Fans marvel at Fred Couples’ syrupy smooth swing and the apparent ease with which he pounds powerful drives. The 1992 Masters winner’s tempo and flexibility are certainly extraordinary, but pure talent – which he has in abundance — isn’t the only thing that makes Couples unusual.
While most professional golfers are meticulous when it comes to aligning their feet, hips and shoulders, Couples’ setup isn’t anyone’s idea of square.
Unconventional move: Couples aligns his body well left of his target in what’s called an open stance.
When viewed from behind Couples, looking down the target line, you can see that his feet, hips and shoulders are aimed well to the left. This would normally indicate the player intends to play a fade (left-to-right shot) – not Couples. His shots often start right of the target and draw (turn right-to-left), a pretty amazing feat given where his body’s pointed.
Why it’s a problem for amateurs: For the average player – or even a very good one – such a leftward alignment leads to several potential problems. The most prevalent is a slice, caused when the clubface is open in relation to the swing path. In fact, many players will subconsciously compensate for the mis-alignment by leaving the clubface open in order to guide the ball back on line. There’s also the danger of hitting the ball exactly where you’re aimed.
How Couples gets away with it: Couples starts the downswing with a pronounced movement of the left hip. This begins a sequence which drops the club “inside” the line, so the clubhead traces a path that forms an X when crossing his body alignment. In other words, the clubhead doesn’t follow the line of his feet, hips and shoulders.
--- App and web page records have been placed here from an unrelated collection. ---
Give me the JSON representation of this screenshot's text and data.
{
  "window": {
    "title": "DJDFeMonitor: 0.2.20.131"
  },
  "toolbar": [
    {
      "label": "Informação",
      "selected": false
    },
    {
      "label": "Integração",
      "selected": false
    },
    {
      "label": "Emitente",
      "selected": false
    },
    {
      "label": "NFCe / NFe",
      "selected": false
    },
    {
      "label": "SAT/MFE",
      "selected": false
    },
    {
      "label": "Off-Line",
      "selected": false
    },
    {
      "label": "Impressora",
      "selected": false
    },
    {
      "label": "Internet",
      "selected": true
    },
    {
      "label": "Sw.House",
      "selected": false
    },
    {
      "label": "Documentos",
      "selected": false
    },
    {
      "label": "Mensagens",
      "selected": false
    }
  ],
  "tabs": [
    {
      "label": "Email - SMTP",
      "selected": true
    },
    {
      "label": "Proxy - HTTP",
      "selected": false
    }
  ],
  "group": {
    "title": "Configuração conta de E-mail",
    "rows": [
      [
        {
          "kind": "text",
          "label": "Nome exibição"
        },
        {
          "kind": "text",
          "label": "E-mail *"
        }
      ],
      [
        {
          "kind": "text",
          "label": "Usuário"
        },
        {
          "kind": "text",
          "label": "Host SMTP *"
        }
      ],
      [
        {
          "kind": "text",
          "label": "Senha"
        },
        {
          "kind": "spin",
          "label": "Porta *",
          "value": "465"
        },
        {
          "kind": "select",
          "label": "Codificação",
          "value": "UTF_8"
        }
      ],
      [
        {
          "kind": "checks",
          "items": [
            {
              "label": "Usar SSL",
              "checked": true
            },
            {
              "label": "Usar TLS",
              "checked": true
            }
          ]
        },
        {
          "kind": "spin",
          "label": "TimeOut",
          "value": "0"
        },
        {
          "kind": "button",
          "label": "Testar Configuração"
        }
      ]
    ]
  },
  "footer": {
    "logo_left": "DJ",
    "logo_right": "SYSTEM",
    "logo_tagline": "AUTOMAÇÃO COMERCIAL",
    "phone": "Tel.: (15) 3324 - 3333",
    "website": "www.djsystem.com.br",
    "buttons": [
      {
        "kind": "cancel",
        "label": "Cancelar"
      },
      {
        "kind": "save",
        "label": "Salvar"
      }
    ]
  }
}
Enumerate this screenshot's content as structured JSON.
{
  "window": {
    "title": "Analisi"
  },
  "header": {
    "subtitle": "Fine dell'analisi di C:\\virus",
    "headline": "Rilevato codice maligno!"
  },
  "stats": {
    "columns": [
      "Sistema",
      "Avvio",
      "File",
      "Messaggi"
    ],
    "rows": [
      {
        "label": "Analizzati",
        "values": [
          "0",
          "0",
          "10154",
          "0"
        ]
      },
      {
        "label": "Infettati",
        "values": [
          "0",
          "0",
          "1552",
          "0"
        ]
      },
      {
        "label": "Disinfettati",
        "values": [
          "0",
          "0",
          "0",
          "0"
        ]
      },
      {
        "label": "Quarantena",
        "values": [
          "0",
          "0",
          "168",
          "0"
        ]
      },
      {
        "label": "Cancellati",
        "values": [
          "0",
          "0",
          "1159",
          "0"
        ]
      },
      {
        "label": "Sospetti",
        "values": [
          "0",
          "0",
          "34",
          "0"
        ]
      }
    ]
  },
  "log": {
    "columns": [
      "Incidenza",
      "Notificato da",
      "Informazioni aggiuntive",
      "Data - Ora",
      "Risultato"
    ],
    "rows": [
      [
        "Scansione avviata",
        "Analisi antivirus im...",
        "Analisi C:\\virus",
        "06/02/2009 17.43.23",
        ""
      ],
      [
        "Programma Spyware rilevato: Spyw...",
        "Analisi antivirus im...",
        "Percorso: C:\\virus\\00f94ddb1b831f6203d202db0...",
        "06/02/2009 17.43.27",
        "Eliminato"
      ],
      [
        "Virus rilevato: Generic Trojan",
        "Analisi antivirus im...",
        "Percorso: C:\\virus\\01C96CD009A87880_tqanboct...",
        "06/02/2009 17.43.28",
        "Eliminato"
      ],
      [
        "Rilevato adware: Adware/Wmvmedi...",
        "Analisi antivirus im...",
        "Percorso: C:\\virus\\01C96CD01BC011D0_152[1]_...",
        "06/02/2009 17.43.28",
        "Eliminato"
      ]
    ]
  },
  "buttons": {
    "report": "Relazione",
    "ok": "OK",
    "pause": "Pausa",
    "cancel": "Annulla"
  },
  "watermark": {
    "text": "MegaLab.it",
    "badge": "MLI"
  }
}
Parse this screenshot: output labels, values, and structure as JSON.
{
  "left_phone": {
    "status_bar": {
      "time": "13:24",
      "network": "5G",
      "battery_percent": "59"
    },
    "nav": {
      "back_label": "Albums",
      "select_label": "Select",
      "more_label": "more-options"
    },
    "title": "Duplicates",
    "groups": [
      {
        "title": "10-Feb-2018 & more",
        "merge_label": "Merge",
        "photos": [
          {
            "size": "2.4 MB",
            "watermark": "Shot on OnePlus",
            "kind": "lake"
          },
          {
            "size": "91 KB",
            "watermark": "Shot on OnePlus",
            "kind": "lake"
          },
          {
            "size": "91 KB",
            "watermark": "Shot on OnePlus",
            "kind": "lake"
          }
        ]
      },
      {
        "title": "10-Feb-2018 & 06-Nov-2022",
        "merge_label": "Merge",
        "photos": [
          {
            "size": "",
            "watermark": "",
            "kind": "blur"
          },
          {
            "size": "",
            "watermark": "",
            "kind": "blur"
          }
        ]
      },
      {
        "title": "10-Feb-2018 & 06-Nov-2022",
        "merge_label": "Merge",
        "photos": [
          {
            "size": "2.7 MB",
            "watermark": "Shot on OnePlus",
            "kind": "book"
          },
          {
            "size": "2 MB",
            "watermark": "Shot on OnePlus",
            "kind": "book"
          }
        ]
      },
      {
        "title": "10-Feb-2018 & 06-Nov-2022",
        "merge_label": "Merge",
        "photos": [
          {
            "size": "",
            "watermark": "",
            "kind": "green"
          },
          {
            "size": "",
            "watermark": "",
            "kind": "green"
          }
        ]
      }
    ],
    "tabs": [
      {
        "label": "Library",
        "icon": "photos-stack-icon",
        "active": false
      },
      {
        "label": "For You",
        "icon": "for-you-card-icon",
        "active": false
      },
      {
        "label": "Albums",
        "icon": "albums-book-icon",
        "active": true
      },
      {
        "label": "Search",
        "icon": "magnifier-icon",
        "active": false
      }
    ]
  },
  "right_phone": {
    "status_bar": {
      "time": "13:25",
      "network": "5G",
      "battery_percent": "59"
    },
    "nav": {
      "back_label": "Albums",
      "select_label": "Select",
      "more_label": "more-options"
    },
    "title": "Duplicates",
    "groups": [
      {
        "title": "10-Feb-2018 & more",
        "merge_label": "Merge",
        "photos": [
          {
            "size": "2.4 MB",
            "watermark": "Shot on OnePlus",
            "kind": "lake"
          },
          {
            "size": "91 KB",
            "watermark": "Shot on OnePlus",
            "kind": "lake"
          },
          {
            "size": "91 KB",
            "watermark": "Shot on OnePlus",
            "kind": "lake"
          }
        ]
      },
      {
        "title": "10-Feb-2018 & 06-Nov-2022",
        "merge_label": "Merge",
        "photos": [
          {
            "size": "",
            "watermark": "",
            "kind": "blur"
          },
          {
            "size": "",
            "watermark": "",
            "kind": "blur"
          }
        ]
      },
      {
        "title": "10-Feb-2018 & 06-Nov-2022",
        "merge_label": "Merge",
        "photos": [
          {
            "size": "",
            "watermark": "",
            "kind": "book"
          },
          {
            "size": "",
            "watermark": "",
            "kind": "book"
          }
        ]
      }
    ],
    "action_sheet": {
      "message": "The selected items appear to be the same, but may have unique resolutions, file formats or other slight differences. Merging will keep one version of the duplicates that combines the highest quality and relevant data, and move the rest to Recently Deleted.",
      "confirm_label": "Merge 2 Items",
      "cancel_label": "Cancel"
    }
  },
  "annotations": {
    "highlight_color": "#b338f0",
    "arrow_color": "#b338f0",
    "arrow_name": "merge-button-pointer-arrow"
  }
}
The cure: If you have a tendency to line up left and slice or pull the ball, your best bet is to correct your alignment flaw before making any swing changes. On the range, simply place one club pointing directly at your target, and another parallel to it. Place the ball just outside the first club, and align your feet alongside the second club. When you address the ball it may feel as though you’re aligned too far right. Try to ignore that sensation as you hit balls; your eyes will slowly adjust to sense the correct, on-target line.